By Scott Stewart
Looking ahead to 2020, Canadian menu trends will continue to follow the trajectory of recent years. Specifically, demand for global flavours will further evolve on restaurant menus. Not only are they an increasingly important part of the overall food market, but restaurants are the tip of the spear when it comes to trial: according to Mintel’s research, 65 per cent of consumers say that they like to try internationally-inspired foods at restaurants before making them at home.
When it comes to what particular Asian-inspired menu trends to expect in the year ahead, Mintel’s Flavour and Ingredient Trends insights suggest that we will start to see more from the countries that consumers are already familiar with. For instance, North American consumers have embraced Japanese cuisine in the form of sushi, matcha and ramen, but there is much more to Japanese food than those mainstream dishes. Soufflé pancakes or katsu sandos (breaded chicken or pork cutlet sandwiches) are examples of Japanese foods that consumers are now more willing to try because the country’s cuisine has established itself in the Canadian marketplace.
The same is true of Indian food.
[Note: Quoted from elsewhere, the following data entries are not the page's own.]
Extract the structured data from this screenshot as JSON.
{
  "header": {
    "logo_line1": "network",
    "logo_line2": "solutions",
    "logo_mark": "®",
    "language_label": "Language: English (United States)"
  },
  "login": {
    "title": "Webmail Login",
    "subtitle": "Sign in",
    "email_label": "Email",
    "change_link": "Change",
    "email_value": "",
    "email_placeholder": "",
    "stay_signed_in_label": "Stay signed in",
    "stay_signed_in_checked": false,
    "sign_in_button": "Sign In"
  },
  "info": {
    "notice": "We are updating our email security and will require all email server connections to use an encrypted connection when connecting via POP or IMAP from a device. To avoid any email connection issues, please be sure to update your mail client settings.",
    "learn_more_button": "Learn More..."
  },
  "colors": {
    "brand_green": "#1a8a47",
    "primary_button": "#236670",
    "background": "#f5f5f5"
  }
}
Staples like curry and masala have become so popular that they are even available in non-Indian restaurants today. As a result of a general familiarity with Indian food, North Americans are more open to trying more regionally-specific Indian dishes, such as kati rolls, a popular sandwich sold as street food.
Further west, the success of Mediterranean cuisine has created an interest in what other flavours can be found in that region. Expect the Eastern Mediterranean to become more relevant as consumers look to countries like Israel, Lebanon, Syria and Turkey for inspiration now that hummus and tzatziki have become mainstream products.
Yet despite these exciting trends in the restaurant industry, it is important not to lose sight of the importance of current favourites. According to Mintel’s research, the majority of restaurant consumers say that seeing bacon, mushrooms or garlic in a menu item description would make them more likely to order that dish. In comparison, a popular Mediterranean product like feta cheese only makes 42 per cent of consumers more likely to order a dish, and it actually makes a third of consumers (32 per cent) less likely to order.
This means that while the restaurant industry is always looking to evolve and proactively offer the latest flavour trends, it cannot forget that many consumers still simply want the classics they’ve been ordering for most of their lives. Even though restaurateurs may wish to inspire their patrons with regionally specific dishes, the reality is that a feature item with a bacon topping is much more likely to resonate and motivate customers to order it.
The key for stakeholders in the industry is to be open to change and innovation on their menu, but also keep themselves rooted in the foods that Canadians have been eating for decades. In 2020, expect that consumers will become more interested in trying new flavours from international cuisines with which they are already familiar, but at the same time, recognize that more often than not, they will opt for what they know and love.
Scott Stewart is a senior research analyst, tech and media, at Mintel.